[Component data from apps and pages]

Content starts

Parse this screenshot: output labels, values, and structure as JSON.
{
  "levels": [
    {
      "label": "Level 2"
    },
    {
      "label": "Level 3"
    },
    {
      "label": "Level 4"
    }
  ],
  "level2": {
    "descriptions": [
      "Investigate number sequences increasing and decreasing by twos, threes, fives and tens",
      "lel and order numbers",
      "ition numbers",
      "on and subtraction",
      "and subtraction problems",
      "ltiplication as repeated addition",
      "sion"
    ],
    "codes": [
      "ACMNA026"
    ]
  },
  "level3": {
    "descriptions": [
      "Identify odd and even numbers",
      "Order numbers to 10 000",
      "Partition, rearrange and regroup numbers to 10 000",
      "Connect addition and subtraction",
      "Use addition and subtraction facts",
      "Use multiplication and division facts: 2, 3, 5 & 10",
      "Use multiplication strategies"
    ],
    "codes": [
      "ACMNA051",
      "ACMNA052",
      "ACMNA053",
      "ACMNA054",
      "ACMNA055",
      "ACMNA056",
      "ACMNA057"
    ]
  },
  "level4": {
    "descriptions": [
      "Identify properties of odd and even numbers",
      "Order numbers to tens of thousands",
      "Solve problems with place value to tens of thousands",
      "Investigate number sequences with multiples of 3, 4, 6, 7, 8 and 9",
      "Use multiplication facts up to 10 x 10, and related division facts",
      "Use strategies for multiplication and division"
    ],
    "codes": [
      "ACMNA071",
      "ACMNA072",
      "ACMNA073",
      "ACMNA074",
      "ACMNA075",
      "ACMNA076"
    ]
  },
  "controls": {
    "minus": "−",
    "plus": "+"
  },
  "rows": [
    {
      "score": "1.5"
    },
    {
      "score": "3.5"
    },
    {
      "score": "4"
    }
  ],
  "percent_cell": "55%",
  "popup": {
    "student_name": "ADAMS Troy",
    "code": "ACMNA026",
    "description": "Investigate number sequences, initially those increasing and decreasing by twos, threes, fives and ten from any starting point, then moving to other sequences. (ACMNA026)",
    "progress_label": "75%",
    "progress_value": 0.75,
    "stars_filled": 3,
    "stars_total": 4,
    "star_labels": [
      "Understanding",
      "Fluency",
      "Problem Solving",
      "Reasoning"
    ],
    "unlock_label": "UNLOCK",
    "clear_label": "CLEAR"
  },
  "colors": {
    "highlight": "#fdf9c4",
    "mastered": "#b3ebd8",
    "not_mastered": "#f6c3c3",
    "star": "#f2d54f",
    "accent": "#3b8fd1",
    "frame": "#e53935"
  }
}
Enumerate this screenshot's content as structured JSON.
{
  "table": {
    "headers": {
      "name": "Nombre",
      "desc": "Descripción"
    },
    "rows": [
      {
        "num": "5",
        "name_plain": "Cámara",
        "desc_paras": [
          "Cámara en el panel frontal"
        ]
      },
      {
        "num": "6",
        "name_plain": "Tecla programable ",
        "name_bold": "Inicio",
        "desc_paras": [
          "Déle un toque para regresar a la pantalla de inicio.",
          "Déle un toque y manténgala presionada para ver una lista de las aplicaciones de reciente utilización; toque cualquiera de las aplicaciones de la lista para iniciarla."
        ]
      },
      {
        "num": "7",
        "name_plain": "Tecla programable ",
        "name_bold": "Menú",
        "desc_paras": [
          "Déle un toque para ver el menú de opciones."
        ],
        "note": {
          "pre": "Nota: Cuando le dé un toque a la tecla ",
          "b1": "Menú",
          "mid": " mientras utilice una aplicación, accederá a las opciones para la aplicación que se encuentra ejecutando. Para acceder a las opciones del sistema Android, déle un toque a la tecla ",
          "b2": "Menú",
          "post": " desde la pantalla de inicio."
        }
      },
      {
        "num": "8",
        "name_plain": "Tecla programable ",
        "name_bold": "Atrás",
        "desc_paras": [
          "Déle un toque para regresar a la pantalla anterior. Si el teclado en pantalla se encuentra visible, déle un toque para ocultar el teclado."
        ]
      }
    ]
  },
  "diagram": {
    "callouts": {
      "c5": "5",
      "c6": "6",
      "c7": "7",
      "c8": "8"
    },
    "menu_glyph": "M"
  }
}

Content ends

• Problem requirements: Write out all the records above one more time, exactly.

• Written reply:
Parse this screenshot: output labels, values, and structure as JSON.
{
  "levels": [
    {
      "label": "Level 2"
    },
    {
      "label": "Level 3"
    },
    {
      "label": "Level 4"
    }
  ],
  "level2": {
    "descriptions": [
      "Investigate number sequences increasing and decreasing by twos, threes, fives and tens",
      "lel and order numbers",
      "ition numbers",
      "on and subtraction",
      "and subtraction problems",
      "ltiplication as repeated addition",
      "sion"
    ],
    "codes": [
      "ACMNA026"
    ]
  },
  "level3": {
    "descriptions": [
      "Identify odd and even numbers",
      "Order numbers to 10 000",
      "Partition, rearrange and regroup numbers to 10 000",
      "Connect addition and subtraction",
      "Use addition and subtraction facts",
      "Use multiplication and division facts: 2, 3, 5 & 10",
      "Use multiplication strategies"
    ],
    "codes": [
      "ACMNA051",
      "ACMNA052",
      "ACMNA053",
      "ACMNA054",
      "ACMNA055",
      "ACMNA056",
      "ACMNA057"
    ]
  },
  "level4": {
    "descriptions": [
      "Identify properties of odd and even numbers",
      "Order numbers to tens of thousands",
      "Solve problems with place value to tens of thousands",
      "Investigate number sequences with multiples of 3, 4, 6, 7, 8 and 9",
      "Use multiplication facts up to 10 x 10, and related division facts",
      "Use strategies for multiplication and division"
    ],
    "codes": [
      "ACMNA071",
      "ACMNA072",
      "ACMNA073",
      "ACMNA074",
      "ACMNA075",
      "ACMNA076"
    ]
  },
  "controls": {
    "minus": "−",
    "plus": "+"
  },
  "rows": [
    {
      "score": "1.5"
    },
    {
      "score": "3.5"
    },
    {
      "score": "4"
    }
  ],
  "percent_cell": "55%",
  "popup": {
    "student_name": "ADAMS Troy",
    "code": "ACMNA026",
    "description": "Investigate number sequences, initially those increasing and decreasing by twos, threes, fives and ten from any starting point, then moving to other sequences. (ACMNA026)",
    "progress_label": "75%",
    "progress_value": 0.75,
    "stars_filled": 3,
    "stars_total": 4,
    "star_labels": [
      "Understanding",
      "Fluency",
      "Problem Solving",
      "Reasoning"
    ],
    "unlock_label": "UNLOCK",
    "clear_label": "CLEAR"
  },
  "colors": {
    "highlight": "#fdf9c4",
    "mastered": "#b3ebd8",
    "not_mastered": "#f6c3c3",
    "star": "#f2d54f",
    "accent": "#3b8fd1",
    "frame": "#e53935"
  }
}
Enumerate this screenshot's content as structured JSON.
{
  "table": {
    "headers": {
      "name": "Nombre",
      "desc": "Descripción"
    },
    "rows": [
      {
        "num": "5",
        "name_plain": "Cámara",
        "desc_paras": [
          "Cámara en el panel frontal"
        ]
      },
      {
        "num": "6",
        "name_plain": "Tecla programable ",
        "name_bold": "Inicio",
        "desc_paras": [
          "Déle un toque para regresar a la pantalla de inicio.",
          "Déle un toque y manténgala presionada para ver una lista de las aplicaciones de reciente utilización; toque cualquiera de las aplicaciones de la lista para iniciarla."
        ]
      },
      {
        "num": "7",
        "name_plain": "Tecla programable ",
        "name_bold": "Menú",
        "desc_paras": [
          "Déle un toque para ver el menú de opciones."
        ],
        "note": {
          "pre": "Nota: Cuando le dé un toque a la tecla ",
          "b1": "Menú",
          "mid": " mientras utilice una aplicación, accederá a las opciones para la aplicación que se encuentra ejecutando. Para acceder a las opciones del sistema Android, déle un toque a la tecla ",
          "b2": "Menú",
          "post": " desde la pantalla de inicio."
        }
      },
      {
        "num": "8",
        "name_plain": "Tecla programable ",
        "name_bold": "Atrás",
        "desc_paras": [
          "Déle un toque para regresar a la pantalla anterior. Si el teclado en pantalla se encuentra visible, déle un toque para ocultar el teclado."
        ]
      }
    ]
  },
  "diagram": {
    "callouts": {
      "c5": "5",
      "c6": "6",
      "c7": "7",
      "c8": "8"
    },
    "menu_glyph": "M"
  }
}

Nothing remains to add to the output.